Review: Top Hat - Edinburgh Playhouse

The Scottish premiere of Irving Berlin’s Top Hat took place last night at the Edinburgh Playhouse bringing a touch of class to the chilly November evening. This is the only showing of this production in Scotland during its 17 week tour ahead of its opening at the Aldwych Theatre, London.

Based on the film of the same name, the story centres around Jerry Travers (Tom Chambers), the famous American tap dancer, who arrives in London to appear in his first West End show where he meets the irresistible Dale Tremont (Summer Strallen), the girl of his dreams. Naturally the course of true love never runs smoothly and a case of mistaken identity threatens to prevent the couple living happily ever after.

Top Hat is widely regarded as one of the greatest dance musicals and it is easy to understand why after seeing this production. Dance takes centre stage throughout the musical with intricate tap dances and glorious ballroom pieces featuring the ensemble in sweeping ball-gowns framed by a stunning art-deco inspired set. This is a rich production and the beautiful set brings to mind the recently refurbished Savoy Hotel in London. The elegant ensemble dance pieces showcase the tremendous talent in this cast of over thirty individuals.

Tom Chambers tackles the footwork required by the role of Jerry with enthusiasm and captures the essence of the dashing hero well. Summer Strallen is graceful and brings plenty of fire to her portrayal of Dale Tremont. Strallen and Chambers steal the show with their dance in Venice. The white dress (pictured right) cannot be easy to dance in but Strallen does so with style. Horace Hardwick (Martin Ball), Horace’s valet Bates (Stephen Boswell) and Alberto Beddini (played by Russell Leighton Dixon at this performance) bring wonderful comedic elements to the piece delivering some superb one liners such as Horace’s take on marriage: “a man’s incomplete until he’s married, after that he’s finished!”.

Featuring classic songs from the original film Cheek to Cheek and Top Hat White Tie and Tails as well as additions from Berlin’s extensive back catalogue like Let’s Face the Music and Dance ensures there is always a beautiful accompaniment to the striking footwork.

This production is a shimmering reminder of the golden era of dance musicals. I don’t doubt that its popularity among audiences is assured by the dance revival spearheaded by programmes such as Strictly Come Dancing and the West End will be richer for it. Don your top hat, white tie and tails and see it at the Playhouse before the West End snaps it up.
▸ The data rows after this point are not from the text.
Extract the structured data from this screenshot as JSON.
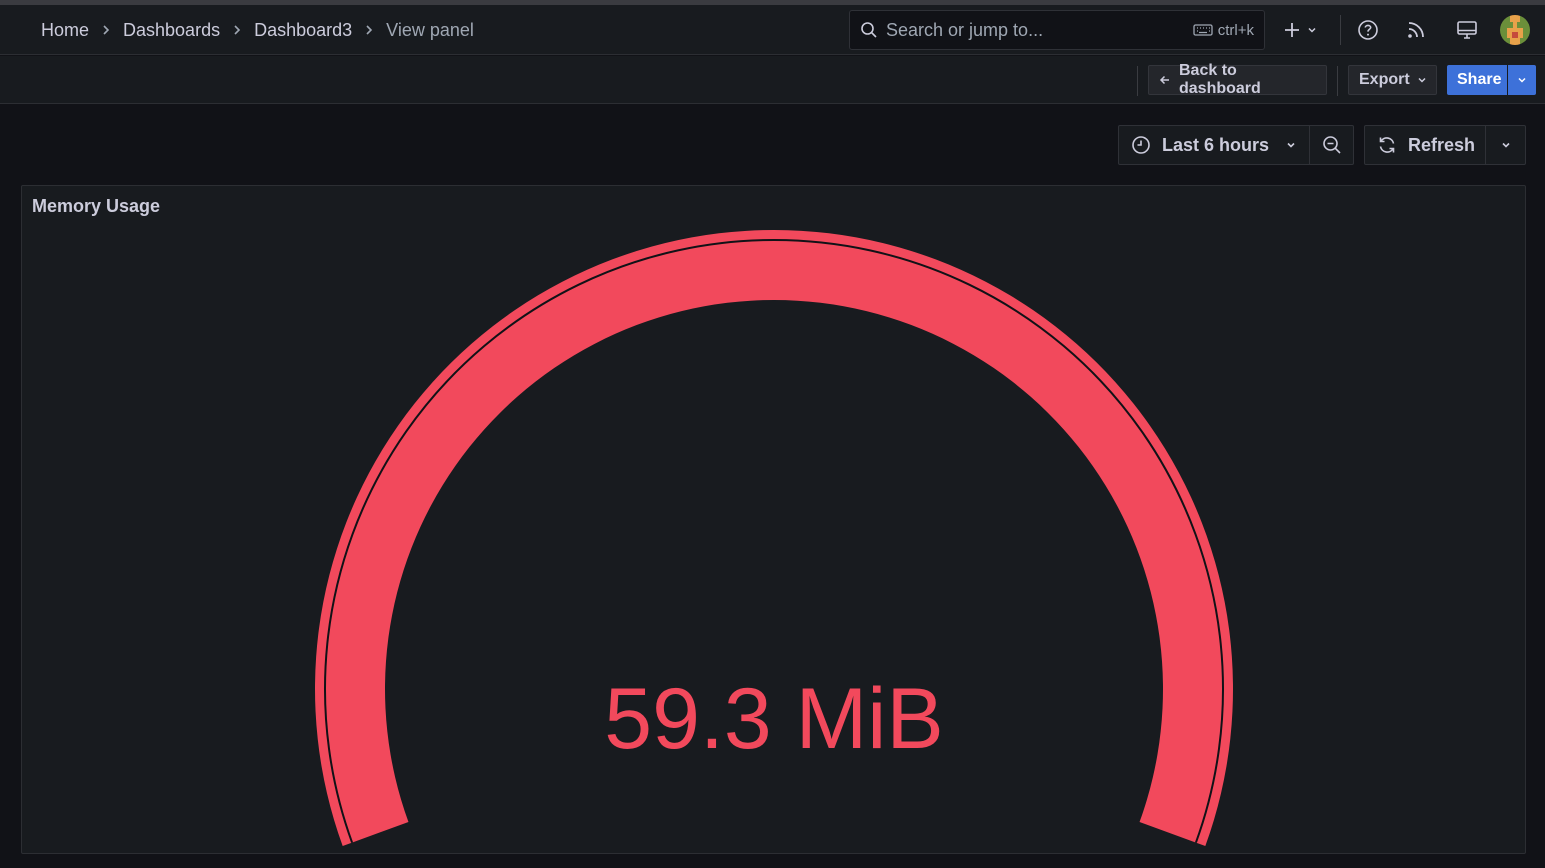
{
  "breadcrumb": {
    "home": "Home",
    "dashboards": "Dashboards",
    "dashboard": "Dashboard3",
    "current": "View panel"
  },
  "search": {
    "placeholder": "Search or jump to...",
    "shortcut": "ctrl+k"
  },
  "actions": {
    "back": "Back to dashboard",
    "export": "Export",
    "share": "Share"
  },
  "time_picker": {
    "range": "Last 6 hours",
    "refresh": "Refresh"
  },
  "panel": {
    "title": "Memory Usage",
    "value_text": "59.3 MiB",
    "gauge_color": "#f2495c",
    "gauge_fill_fraction": 1.0
  },
  "colors": {
    "primary": "#3d71d9",
    "background": "#111217",
    "panel": "#181b1f"
  },
  "icons": {
    "search": "search-icon",
    "keyboard": "keyboard-icon",
    "add": "plus-icon",
    "help": "help-icon",
    "news": "rss-icon",
    "kiosk": "monitor-icon",
    "clock": "clock-icon",
    "zoom_out": "zoom-out-icon",
    "refresh": "refresh-icon"
  }
}
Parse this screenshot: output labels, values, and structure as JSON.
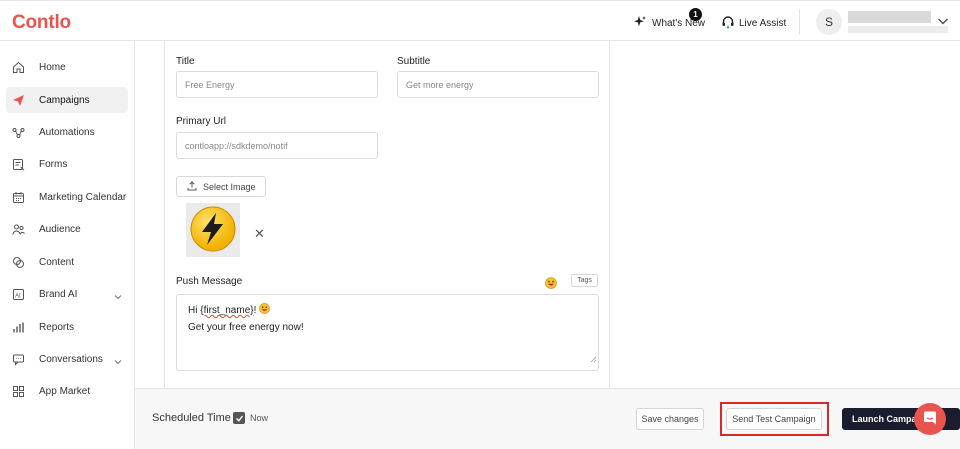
{
  "header": {
    "logo": "Contlo",
    "whats_new": "What's New",
    "whats_new_badge": "1",
    "live_assist": "Live Assist",
    "avatar_initial": "S"
  },
  "sidebar": {
    "items": [
      {
        "label": "Home",
        "icon": "home-icon"
      },
      {
        "label": "Campaigns",
        "icon": "paper-plane-icon",
        "active": true
      },
      {
        "label": "Automations",
        "icon": "automations-icon"
      },
      {
        "label": "Forms",
        "icon": "forms-icon"
      },
      {
        "label": "Marketing Calendar",
        "icon": "calendar-icon"
      },
      {
        "label": "Audience",
        "icon": "audience-icon"
      },
      {
        "label": "Content",
        "icon": "content-icon"
      },
      {
        "label": "Brand AI",
        "icon": "brand-ai-icon",
        "expandable": true
      },
      {
        "label": "Reports",
        "icon": "reports-icon"
      },
      {
        "label": "Conversations",
        "icon": "conversations-icon",
        "expandable": true
      },
      {
        "label": "App Market",
        "icon": "app-market-icon"
      }
    ]
  },
  "form": {
    "title_label": "Title",
    "title_value": "Free Energy",
    "subtitle_label": "Subtitle",
    "subtitle_value": "Get more energy",
    "primary_url_label": "Primary Url",
    "primary_url_value": "contloapp://sdkdemo/notif",
    "select_image_label": "Select Image",
    "image_icon": "lightning-bolt-icon",
    "push_message_label": "Push Message",
    "tags_label": "Tags",
    "message_line1_prefix": "Hi ",
    "message_name_token": "{first_name}",
    "message_line1_suffix": "! ",
    "message_line2": "Get your free energy now!"
  },
  "footer": {
    "scheduled_time_label": "Scheduled Time",
    "now_label": "Now",
    "now_checked": true,
    "save_changes": "Save changes",
    "send_test_campaign": "Send Test Campaign",
    "launch_campaign": "Launch Campaign"
  },
  "colors": {
    "brand": "#e8554e",
    "launch_button": "#1b1c2e",
    "highlight": "#d52a2a"
  }
}
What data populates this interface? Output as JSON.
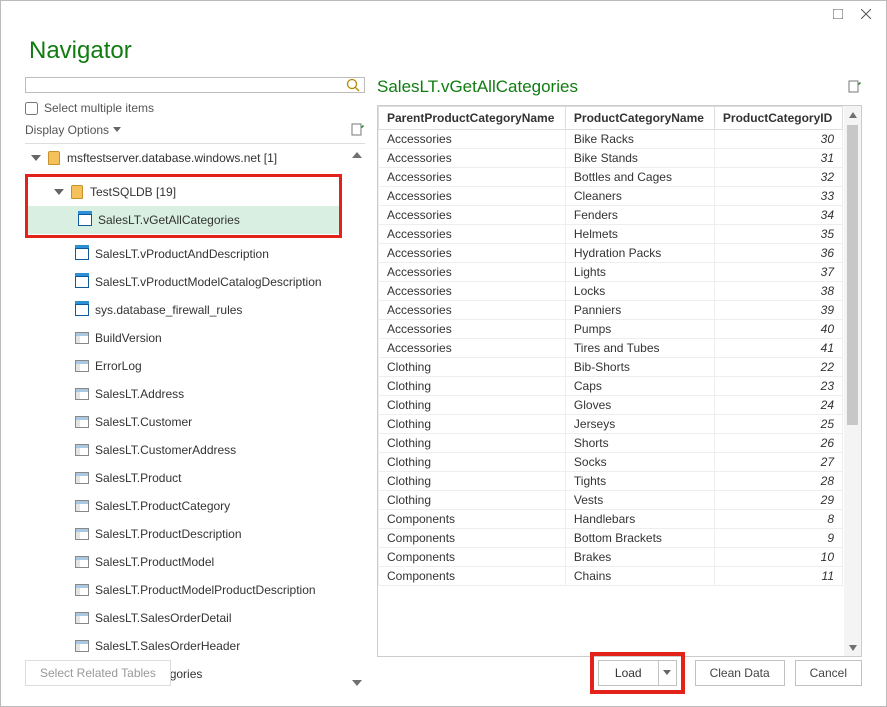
{
  "dialog": {
    "title": "Navigator"
  },
  "search": {
    "placeholder": ""
  },
  "select_multiple": "Select multiple items",
  "display_options": "Display Options",
  "tree": {
    "server": "msftestserver.database.windows.net [1]",
    "db": "TestSQLDB [19]",
    "items": [
      {
        "label": "SalesLT.vGetAllCategories",
        "type": "view",
        "selected": true
      },
      {
        "label": "SalesLT.vProductAndDescription",
        "type": "view"
      },
      {
        "label": "SalesLT.vProductModelCatalogDescription",
        "type": "view"
      },
      {
        "label": "sys.database_firewall_rules",
        "type": "view"
      },
      {
        "label": "BuildVersion",
        "type": "table"
      },
      {
        "label": "ErrorLog",
        "type": "table"
      },
      {
        "label": "SalesLT.Address",
        "type": "table"
      },
      {
        "label": "SalesLT.Customer",
        "type": "table"
      },
      {
        "label": "SalesLT.CustomerAddress",
        "type": "table"
      },
      {
        "label": "SalesLT.Product",
        "type": "table"
      },
      {
        "label": "SalesLT.ProductCategory",
        "type": "table"
      },
      {
        "label": "SalesLT.ProductDescription",
        "type": "table"
      },
      {
        "label": "SalesLT.ProductModel",
        "type": "table"
      },
      {
        "label": "SalesLT.ProductModelProductDescription",
        "type": "table"
      },
      {
        "label": "SalesLT.SalesOrderDetail",
        "type": "table"
      },
      {
        "label": "SalesLT.SalesOrderHeader",
        "type": "table"
      },
      {
        "label": "ufnGetAllCategories",
        "type": "fx"
      }
    ]
  },
  "preview": {
    "title": "SalesLT.vGetAllCategories",
    "headers": [
      "ParentProductCategoryName",
      "ProductCategoryName",
      "ProductCategoryID"
    ],
    "rows": [
      [
        "Accessories",
        "Bike Racks",
        "30"
      ],
      [
        "Accessories",
        "Bike Stands",
        "31"
      ],
      [
        "Accessories",
        "Bottles and Cages",
        "32"
      ],
      [
        "Accessories",
        "Cleaners",
        "33"
      ],
      [
        "Accessories",
        "Fenders",
        "34"
      ],
      [
        "Accessories",
        "Helmets",
        "35"
      ],
      [
        "Accessories",
        "Hydration Packs",
        "36"
      ],
      [
        "Accessories",
        "Lights",
        "37"
      ],
      [
        "Accessories",
        "Locks",
        "38"
      ],
      [
        "Accessories",
        "Panniers",
        "39"
      ],
      [
        "Accessories",
        "Pumps",
        "40"
      ],
      [
        "Accessories",
        "Tires and Tubes",
        "41"
      ],
      [
        "Clothing",
        "Bib-Shorts",
        "22"
      ],
      [
        "Clothing",
        "Caps",
        "23"
      ],
      [
        "Clothing",
        "Gloves",
        "24"
      ],
      [
        "Clothing",
        "Jerseys",
        "25"
      ],
      [
        "Clothing",
        "Shorts",
        "26"
      ],
      [
        "Clothing",
        "Socks",
        "27"
      ],
      [
        "Clothing",
        "Tights",
        "28"
      ],
      [
        "Clothing",
        "Vests",
        "29"
      ],
      [
        "Components",
        "Handlebars",
        "8"
      ],
      [
        "Components",
        "Bottom Brackets",
        "9"
      ],
      [
        "Components",
        "Brakes",
        "10"
      ],
      [
        "Components",
        "Chains",
        "11"
      ]
    ]
  },
  "buttons": {
    "select_related": "Select Related Tables",
    "load": "Load",
    "clean": "Clean Data",
    "cancel": "Cancel"
  }
}
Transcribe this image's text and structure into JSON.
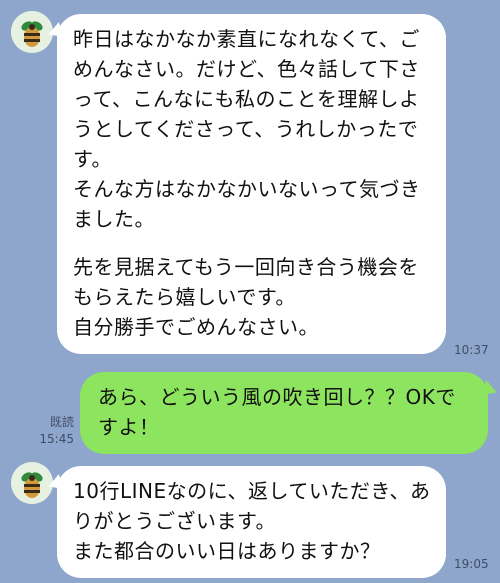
{
  "messages": [
    {
      "direction": "incoming",
      "lines": [
        "昨日はなかなか素直になれなくて、ご",
        "めんなさい。だけど、色々話して下さ",
        "って、こんなにも私のことを理解しよ",
        "うとしてくださって、うれしかったで",
        "す。",
        "そんな方はなかなかいないって気づき",
        "ました。",
        "",
        "先を見据えてもう一回向き合う機会を",
        "もらえたら嬉しいです。",
        "自分勝手でごめんなさい。"
      ],
      "time": "10:37"
    },
    {
      "direction": "outgoing",
      "lines": [
        "あら、どういう風の吹き回し？？OKで",
        "すよ！"
      ],
      "read_label": "既読",
      "time": "15:45"
    },
    {
      "direction": "incoming",
      "lines": [
        "10行LINEなのに、返していただき、あ",
        "りがとうございます。",
        "また都合のいい日はありますか？"
      ],
      "time": "19:05"
    }
  ],
  "contact": {
    "avatar_icon": "bee-icon"
  },
  "colors": {
    "background": "#8fa6cc",
    "incoming_bubble": "#ffffff",
    "outgoing_bubble": "#8de45f"
  }
}
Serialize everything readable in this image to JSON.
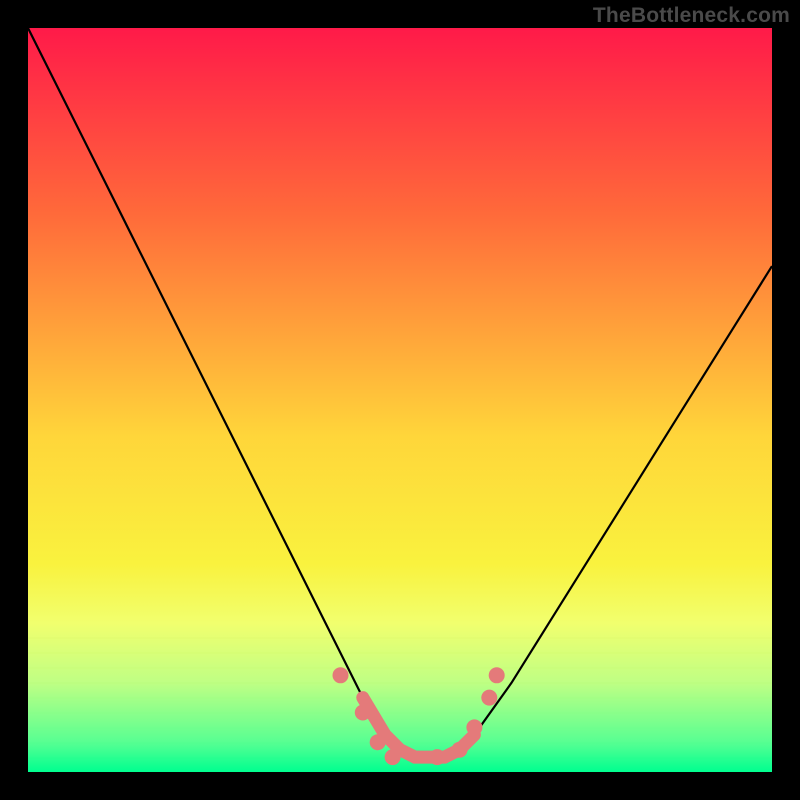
{
  "watermark": "TheBottleneck.com",
  "chart_data": {
    "type": "line",
    "title": "",
    "xlabel": "",
    "ylabel": "",
    "xlim": [
      0,
      100
    ],
    "ylim": [
      0,
      100
    ],
    "grid": false,
    "legend": false,
    "background": {
      "type": "vertical-gradient",
      "stops": [
        {
          "pos": 0,
          "color": "#ff1a49"
        },
        {
          "pos": 25,
          "color": "#ff6a3a"
        },
        {
          "pos": 55,
          "color": "#ffd63a"
        },
        {
          "pos": 72,
          "color": "#f9f23e"
        },
        {
          "pos": 80,
          "color": "#f1ff6e"
        },
        {
          "pos": 88,
          "color": "#bfff84"
        },
        {
          "pos": 96,
          "color": "#58ff92"
        },
        {
          "pos": 100,
          "color": "#00ff90"
        }
      ]
    },
    "series": [
      {
        "name": "bottleneck-curve",
        "color": "#000000",
        "x": [
          0,
          5,
          10,
          15,
          20,
          25,
          30,
          35,
          40,
          45,
          48,
          50,
          52,
          54,
          56,
          58,
          60,
          65,
          70,
          75,
          80,
          85,
          90,
          95,
          100
        ],
        "y": [
          100,
          90,
          80,
          70,
          60,
          50,
          40,
          30,
          20,
          10,
          5,
          3,
          2,
          2,
          2,
          3,
          5,
          12,
          20,
          28,
          36,
          44,
          52,
          60,
          68
        ]
      }
    ],
    "markers": {
      "name": "segment-dots",
      "color": "#e47a7a",
      "points": [
        {
          "x": 42,
          "y": 13
        },
        {
          "x": 45,
          "y": 8
        },
        {
          "x": 47,
          "y": 4
        },
        {
          "x": 49,
          "y": 2
        },
        {
          "x": 55,
          "y": 2
        },
        {
          "x": 58,
          "y": 3
        },
        {
          "x": 60,
          "y": 6
        },
        {
          "x": 62,
          "y": 10
        },
        {
          "x": 63,
          "y": 13
        }
      ]
    },
    "highlight_band": {
      "name": "optimal-range-stroke",
      "color": "#e47a7a",
      "x_from": 47,
      "x_to": 58,
      "y": 2
    }
  }
}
The Edinburgh Playhouse
18-22 Greenside Place, Edinburgh EH1 3AA
Wed 23 – Sat 26 November 2011
Eves: 7.30pm, Mats: Wed, Thu & Sat 2.30pm
Box Office: 0844 871 3014
Tickets: £13 - £38.50